Robin (and I deliberately choose not to call him Williams here, so that he is not impersonalised) suffered from depression and was identified with bipolar disorder as well as alcohol abuse. With an alcohol hiatus of two decades, his sobriety fell prey to his addictions again.

Robin’s death makes me wonder if ‘thinking’, emoting, feeling and leading life as a more evolved human is worth it. While depression has chemical causes that affect the brain and is genetic a lot of times, there is no denying that certain personality types are more prone to it. It is not necessarily suicidal depression, but one that shows self-destructive tendencies.

Yet, with all the pain they endure they choose to live a difficult existence because one cannot deny one’s calling.
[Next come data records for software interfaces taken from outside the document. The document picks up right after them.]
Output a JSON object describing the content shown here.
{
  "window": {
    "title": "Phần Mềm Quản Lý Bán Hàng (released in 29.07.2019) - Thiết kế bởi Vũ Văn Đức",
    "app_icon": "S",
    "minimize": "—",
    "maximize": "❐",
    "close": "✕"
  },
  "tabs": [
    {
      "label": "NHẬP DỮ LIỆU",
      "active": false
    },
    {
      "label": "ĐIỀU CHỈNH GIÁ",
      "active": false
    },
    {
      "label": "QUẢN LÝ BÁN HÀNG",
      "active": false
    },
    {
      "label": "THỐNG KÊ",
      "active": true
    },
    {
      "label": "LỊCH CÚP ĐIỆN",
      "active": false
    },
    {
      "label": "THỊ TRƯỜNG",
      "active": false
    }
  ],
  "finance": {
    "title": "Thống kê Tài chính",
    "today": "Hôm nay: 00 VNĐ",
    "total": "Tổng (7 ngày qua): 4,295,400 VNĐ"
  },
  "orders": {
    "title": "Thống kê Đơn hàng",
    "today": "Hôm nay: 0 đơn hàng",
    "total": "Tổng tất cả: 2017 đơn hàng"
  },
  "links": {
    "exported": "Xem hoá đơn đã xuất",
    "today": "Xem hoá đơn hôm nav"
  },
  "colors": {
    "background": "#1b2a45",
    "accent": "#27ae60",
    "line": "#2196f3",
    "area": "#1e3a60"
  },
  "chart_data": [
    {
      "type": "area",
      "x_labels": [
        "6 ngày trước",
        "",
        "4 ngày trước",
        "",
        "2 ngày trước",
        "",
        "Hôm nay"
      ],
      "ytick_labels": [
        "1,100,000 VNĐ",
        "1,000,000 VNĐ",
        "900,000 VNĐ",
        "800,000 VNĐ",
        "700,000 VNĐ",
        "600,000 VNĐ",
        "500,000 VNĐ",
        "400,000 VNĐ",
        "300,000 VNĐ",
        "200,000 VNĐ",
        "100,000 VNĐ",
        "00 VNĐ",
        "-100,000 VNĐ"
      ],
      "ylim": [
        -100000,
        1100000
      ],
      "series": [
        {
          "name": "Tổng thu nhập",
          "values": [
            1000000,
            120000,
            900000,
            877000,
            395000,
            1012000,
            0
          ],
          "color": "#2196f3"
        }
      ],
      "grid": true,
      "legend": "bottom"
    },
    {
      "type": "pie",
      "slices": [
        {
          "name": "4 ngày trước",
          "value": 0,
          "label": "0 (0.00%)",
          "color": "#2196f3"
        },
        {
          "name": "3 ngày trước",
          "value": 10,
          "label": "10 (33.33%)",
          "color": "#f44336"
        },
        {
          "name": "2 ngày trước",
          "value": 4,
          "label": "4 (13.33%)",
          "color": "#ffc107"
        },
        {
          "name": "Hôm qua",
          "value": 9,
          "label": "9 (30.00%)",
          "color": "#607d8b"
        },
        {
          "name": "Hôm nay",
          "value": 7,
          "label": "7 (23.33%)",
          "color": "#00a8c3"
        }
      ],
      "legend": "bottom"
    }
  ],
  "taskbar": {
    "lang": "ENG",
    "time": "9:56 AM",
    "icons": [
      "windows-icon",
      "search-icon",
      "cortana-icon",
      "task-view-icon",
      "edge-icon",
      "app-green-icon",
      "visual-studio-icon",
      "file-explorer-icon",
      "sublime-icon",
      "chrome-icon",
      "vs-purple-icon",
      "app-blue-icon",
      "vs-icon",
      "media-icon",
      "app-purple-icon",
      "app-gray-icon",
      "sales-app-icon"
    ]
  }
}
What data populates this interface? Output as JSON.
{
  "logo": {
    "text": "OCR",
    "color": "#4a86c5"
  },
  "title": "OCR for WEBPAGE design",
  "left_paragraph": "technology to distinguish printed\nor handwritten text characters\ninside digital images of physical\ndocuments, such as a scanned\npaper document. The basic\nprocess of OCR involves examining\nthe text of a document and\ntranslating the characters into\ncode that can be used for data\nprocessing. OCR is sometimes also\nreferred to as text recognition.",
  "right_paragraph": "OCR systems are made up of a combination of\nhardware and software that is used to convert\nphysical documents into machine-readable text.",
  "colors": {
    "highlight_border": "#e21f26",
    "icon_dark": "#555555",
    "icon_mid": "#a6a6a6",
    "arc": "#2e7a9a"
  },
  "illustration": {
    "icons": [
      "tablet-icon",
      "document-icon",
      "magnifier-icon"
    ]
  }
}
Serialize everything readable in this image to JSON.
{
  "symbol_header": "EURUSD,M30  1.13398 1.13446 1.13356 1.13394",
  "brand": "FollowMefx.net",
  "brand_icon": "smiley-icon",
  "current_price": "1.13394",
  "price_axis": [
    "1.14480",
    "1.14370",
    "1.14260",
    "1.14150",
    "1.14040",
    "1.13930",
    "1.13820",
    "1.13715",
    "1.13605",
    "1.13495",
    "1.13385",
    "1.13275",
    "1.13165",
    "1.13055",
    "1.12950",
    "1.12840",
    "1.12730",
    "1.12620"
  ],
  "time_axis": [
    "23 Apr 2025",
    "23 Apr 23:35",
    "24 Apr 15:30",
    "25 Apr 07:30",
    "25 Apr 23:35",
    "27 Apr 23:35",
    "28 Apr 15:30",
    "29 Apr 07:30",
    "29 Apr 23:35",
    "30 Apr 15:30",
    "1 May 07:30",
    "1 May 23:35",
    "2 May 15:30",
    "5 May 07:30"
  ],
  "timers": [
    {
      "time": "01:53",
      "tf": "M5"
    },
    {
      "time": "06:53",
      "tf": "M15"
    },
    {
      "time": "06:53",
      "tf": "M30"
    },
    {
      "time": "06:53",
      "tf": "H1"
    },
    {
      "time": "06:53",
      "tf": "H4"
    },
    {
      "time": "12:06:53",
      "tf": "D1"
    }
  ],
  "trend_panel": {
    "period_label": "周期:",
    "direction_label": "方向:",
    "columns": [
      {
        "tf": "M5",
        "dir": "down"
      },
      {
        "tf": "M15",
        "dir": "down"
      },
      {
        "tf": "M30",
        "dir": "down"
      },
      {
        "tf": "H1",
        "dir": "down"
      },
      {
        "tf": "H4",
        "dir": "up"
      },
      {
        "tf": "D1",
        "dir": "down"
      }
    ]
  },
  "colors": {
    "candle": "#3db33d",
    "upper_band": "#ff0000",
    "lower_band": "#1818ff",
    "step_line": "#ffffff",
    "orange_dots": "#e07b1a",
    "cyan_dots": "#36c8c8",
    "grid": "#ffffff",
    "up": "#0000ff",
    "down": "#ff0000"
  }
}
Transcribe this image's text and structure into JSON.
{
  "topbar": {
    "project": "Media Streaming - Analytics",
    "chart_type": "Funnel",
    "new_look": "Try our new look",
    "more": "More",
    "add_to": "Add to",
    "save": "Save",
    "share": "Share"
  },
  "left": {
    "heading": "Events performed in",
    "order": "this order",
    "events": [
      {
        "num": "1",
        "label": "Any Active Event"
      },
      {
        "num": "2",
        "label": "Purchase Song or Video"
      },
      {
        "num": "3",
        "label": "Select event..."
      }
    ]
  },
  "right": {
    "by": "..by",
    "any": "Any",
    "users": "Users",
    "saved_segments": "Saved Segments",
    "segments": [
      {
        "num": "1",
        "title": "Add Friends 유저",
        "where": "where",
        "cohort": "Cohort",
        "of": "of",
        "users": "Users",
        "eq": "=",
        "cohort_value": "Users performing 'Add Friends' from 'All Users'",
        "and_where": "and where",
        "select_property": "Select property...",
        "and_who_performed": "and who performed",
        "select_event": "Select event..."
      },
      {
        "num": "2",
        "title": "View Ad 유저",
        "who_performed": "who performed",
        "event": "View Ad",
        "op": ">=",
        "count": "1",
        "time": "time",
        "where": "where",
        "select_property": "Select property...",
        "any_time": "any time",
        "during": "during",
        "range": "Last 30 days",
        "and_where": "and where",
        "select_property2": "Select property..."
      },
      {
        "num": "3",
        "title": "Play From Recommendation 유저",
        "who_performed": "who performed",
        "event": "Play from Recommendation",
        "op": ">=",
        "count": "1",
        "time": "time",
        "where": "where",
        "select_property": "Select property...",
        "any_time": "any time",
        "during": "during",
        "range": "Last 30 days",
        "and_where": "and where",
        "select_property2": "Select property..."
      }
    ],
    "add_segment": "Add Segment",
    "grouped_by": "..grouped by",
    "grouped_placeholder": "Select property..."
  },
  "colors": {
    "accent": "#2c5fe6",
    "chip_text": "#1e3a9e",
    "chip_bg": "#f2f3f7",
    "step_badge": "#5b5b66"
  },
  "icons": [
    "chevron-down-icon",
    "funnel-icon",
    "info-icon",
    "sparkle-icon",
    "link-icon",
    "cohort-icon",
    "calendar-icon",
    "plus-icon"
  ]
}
Robin, and all those geniuses who have gone before him, was not so different from us. As his character says to his students in the immortal movie, Dead Poets Society, while talking about boys who attended the same school 60-70 years ago: “They’re not that different from you, are they? Same haircuts. Full of hormones, just like you. Invincible, just like you feel. The world is their oyster. They believe they’re destined for great things, just like many of you, their eyes are full of hope, just like you. Did they wait until it was too late to make from their lives even one iota of what they were capable? Because, you see gentlemen, these boys are now fertilising daffodils. But if you listen real close, you can hear them whisper their legacy to you. Go on, lean in. Listen, you hear it? – Carpe – hear it? – Carpe, carpe diem, seize the day boys, make your lives extraordinary.”

Published in The Express Tribune, August 15th, 2014.